Despite requests from the West Valley Action Network that DOE study HOW to cleanup the rest of the site, DOE is choosing to continue analyzing WHETHER to clean it up. DOE gives inadequate commitment to public that would carry legal weight.
“The public voice and science are being ignored. Effectively, all of the public comments, the resolutions in Buffalo, the Seneca Nation, counties and towns throughout WNY and the bipartisan letters from of our state and federal legislators to DOE and NYSERDA call for a commitment now to full site-wide cleanup,” reported Bob Ciesielski, Sierra Club Niagara Group Chair. According to the DOE Final Environmental Impact Statement, there is virtually unanimous support from individuals, groups, local governments and US and NYS legislators for the site-wide full cleanup decision now.
“Phase I will only address 1% of buried radioactive waste.

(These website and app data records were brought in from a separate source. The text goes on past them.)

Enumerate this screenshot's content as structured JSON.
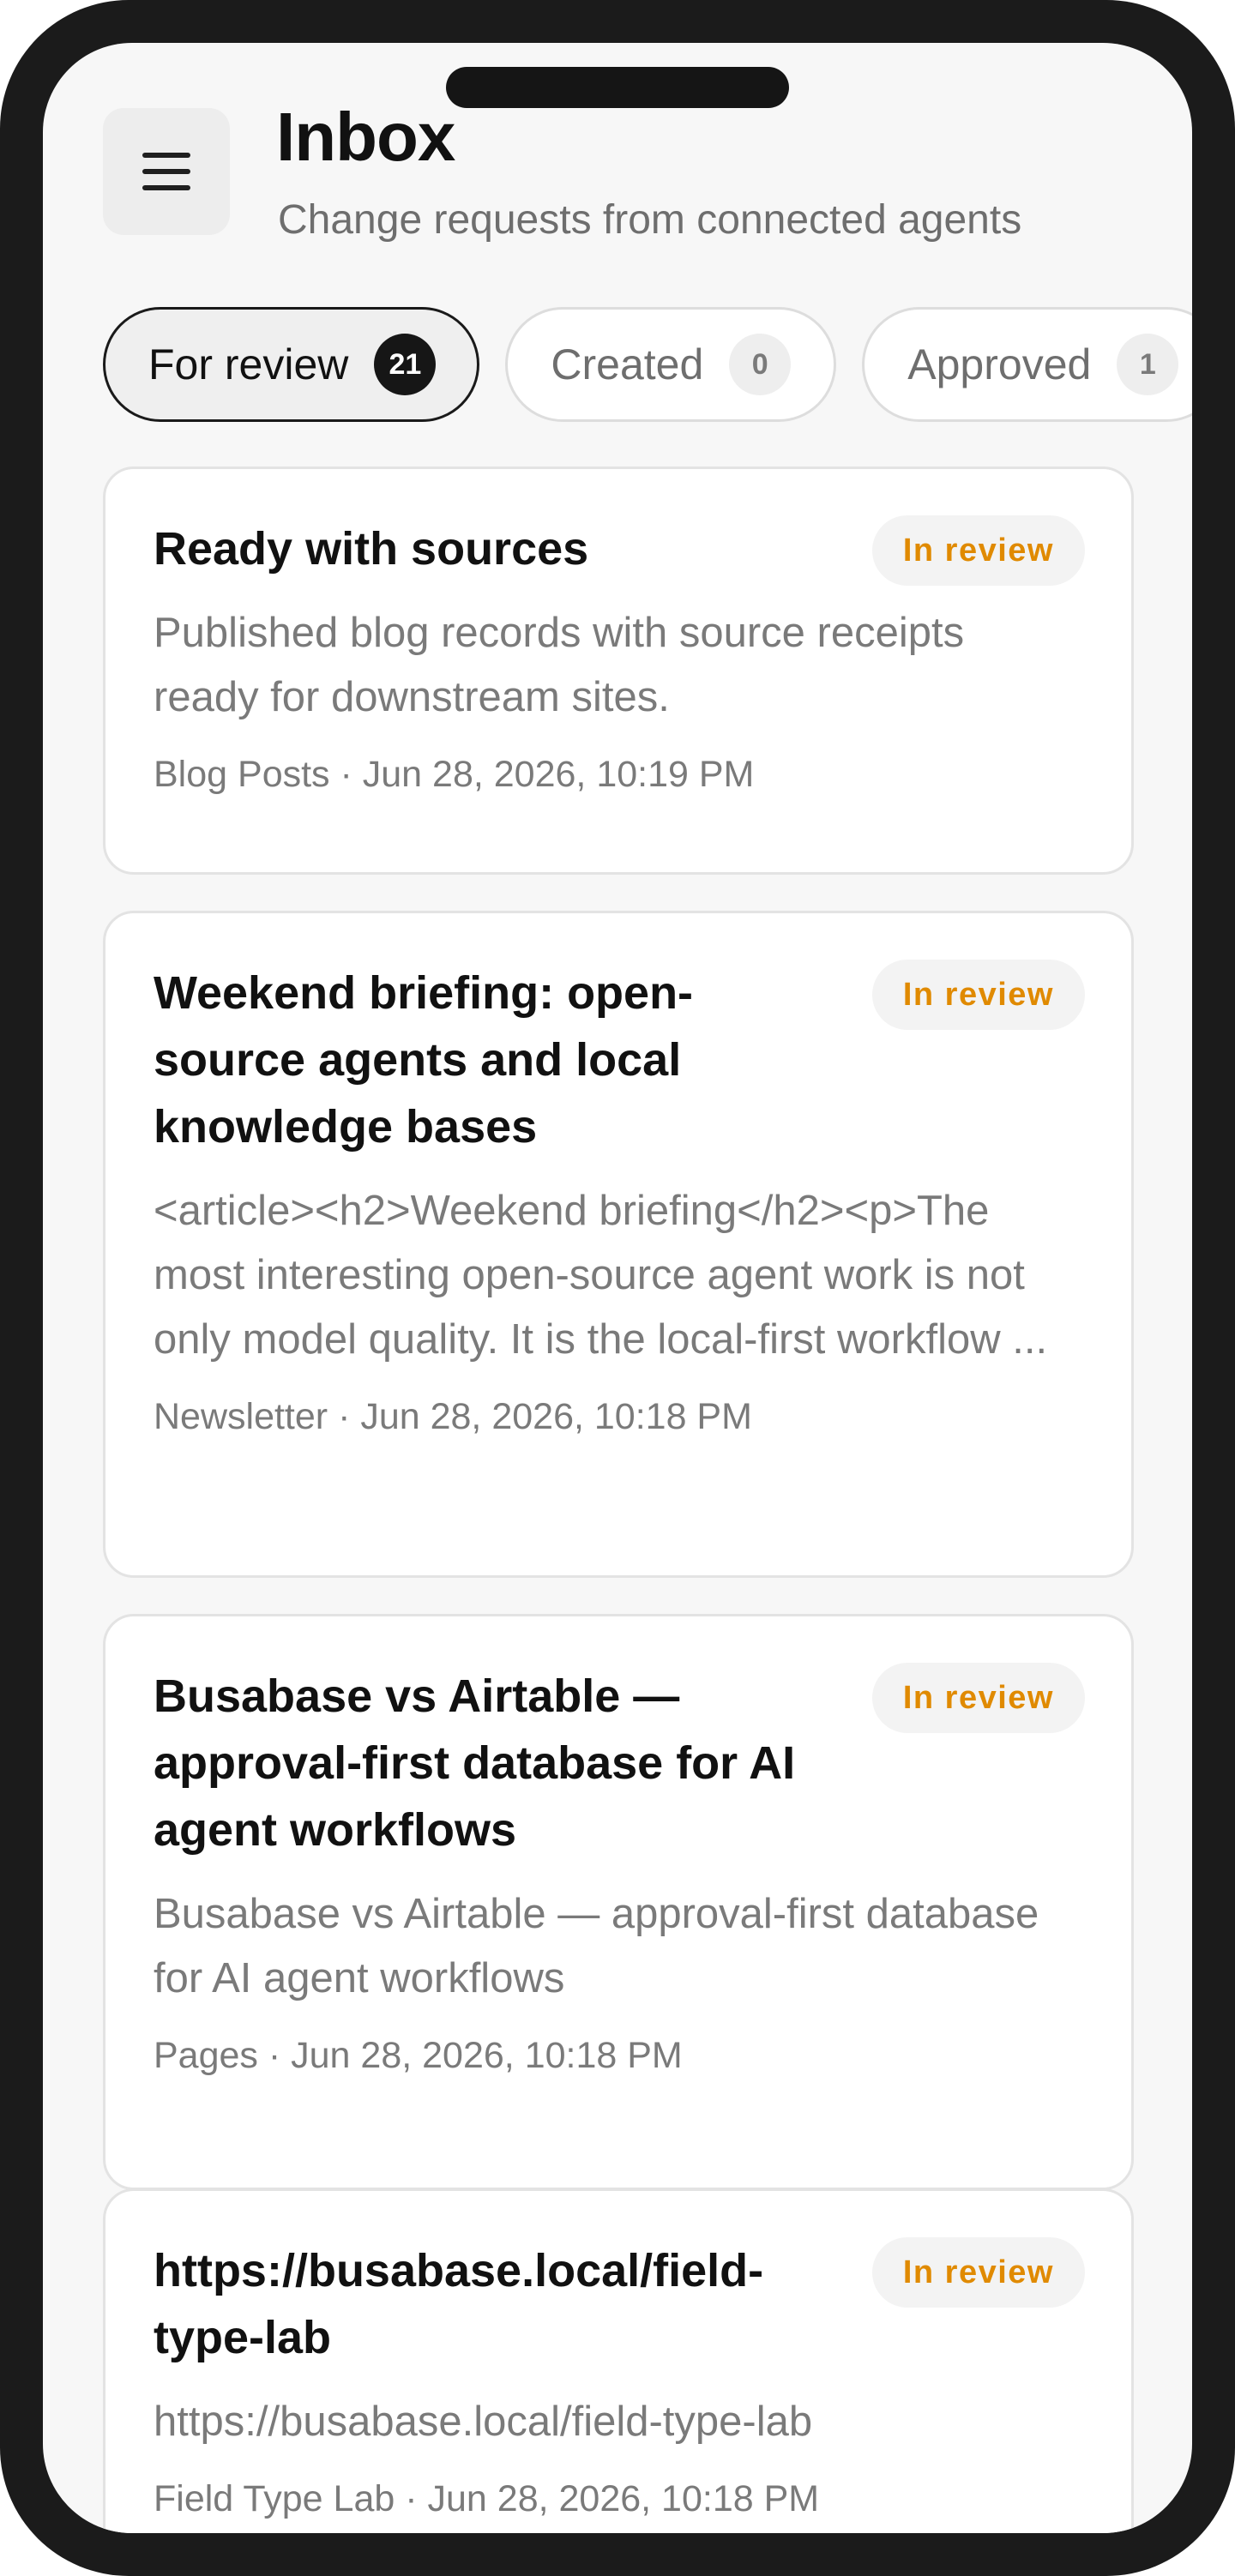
{
  "header": {
    "title": "Inbox",
    "subtitle": "Change requests from connected agents"
  },
  "icons": {
    "menu": "hamburger-menu-icon"
  },
  "tabs": [
    {
      "label": "For review",
      "count": "21",
      "active": true
    },
    {
      "label": "Created",
      "count": "0",
      "active": false
    },
    {
      "label": "Approved",
      "count": "1",
      "active": false
    }
  ],
  "colors": {
    "badge_text": "#e08a00",
    "active_tab_border": "#1a1a1a",
    "active_count_bg": "#161616"
  },
  "cards": [
    {
      "title": "Ready with sources",
      "status": "In review",
      "description": "Published blog records with source receipts ready for downstream sites.",
      "meta": "Blog Posts · Jun 28, 2026, 10:19 PM"
    },
    {
      "title": "Weekend briefing: open-source agents and local knowledge bases",
      "status": "In review",
      "description": "<article><h2>Weekend briefing</h2><p>The most interesting open-source agent work is not only model quality. It is the local-first workflow ...",
      "meta": "Newsletter · Jun 28, 2026, 10:18 PM"
    },
    {
      "title": "Busabase vs Airtable — approval-first database for AI agent workflows",
      "status": "In review",
      "description": "Busabase vs Airtable — approval-first database for AI agent workflows",
      "meta": "Pages · Jun 28, 2026, 10:18 PM"
    },
    {
      "title": "https://busabase.local/field-type-lab",
      "status": "In review",
      "description": "https://busabase.local/field-type-lab",
      "meta": "Field Type Lab · Jun 28, 2026, 10:18 PM"
    }
  ]
}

The public must have a say in the final cleanup; we cannot afford to allow federal and state government agencies to merely walk away from the remaining 99% of buried radioactivity in the high level underground tanks and the two radioactive burial areas,” said Barbara Warren, Executive Director, Citizens’ Environmental Coalition.
“Ten years is too long. The waste is already leaking. West Valley drains into the creek that runs through the Seneca Nation of Indians reservation, where my kids swim and play and people fish. We have been and will be the first impacted,” said Maria Maybee, a resident of the Cattaraugus Reservation. “The creek then flows into Lake Erie upstream of the Buffalo and Erie County water intakes.”
“The public should be outraged.” asserted Diane D’Arrigo, Radioactive Waste Project Director at Nuclear Information and Resource Service. “While DOE spends the next 10 years deciding what to do with 40 year old nuclear power and reprocessing waste at West Valley, Congress is voting to give tens of billions of our tax dollars, as loan guarantees, for new nuclear power — to make more of the same waste. DOE cannot commit to full cleanup but promotes new reprocessing, nuclear power and waste production.”
The 2008 West Valley Full Cost Accounting Study by independent scientists analyzed the geology, economics and radiological consequences of full clean up versus leaving buried waste at the erosion-prone site. The study assessed long range costs whereas DOE discounted and ignored future economic and environmental costs and risks. The report concluded that it is less expensive in the long run and more protective of health to dig up the West Valley waste before it leaks into the Cattaraugus Creek and Lake Erie.
“DOE’s ignoring the erosion at West Valley is eroding public confidence,” said Anne Rabe from Center for Health, Environment and Justice. “It’s disappointing that DOE failed to take advantage of the groundbreaking scientific research concluding full cleanup will save money, lives and resources. Buried waste could leak out causing hundreds of cancers and costing 10’s of billions of dollars.” she concluded.
Brian Smith from Citizens Campaign for the Environment said “DOE delaying the decision on whether to cleanup the majority of the West Valley nuclear waste threatens the Great Lakes. As we work to improve water quality, encourage conservation and implement responsible ecosystem-based management for NY’s Great Lakes, we need to prevent the immense, irreversible threat posed by West Valley nuclear waste.”
Sister Sharon Goodremote FSSJ, Chair of the Catholic Charities Care for Creation Committee of Buffalo said, “Catholic Charities has strongly supported the full cleanup–not only the social justice aspects–but also because as stewards of creation. This is definitely a moral issue, how we treat the gifts of creation. We, as humans are responsible [and] leaving nuclear waste at West Valley will not create a healthy environment.”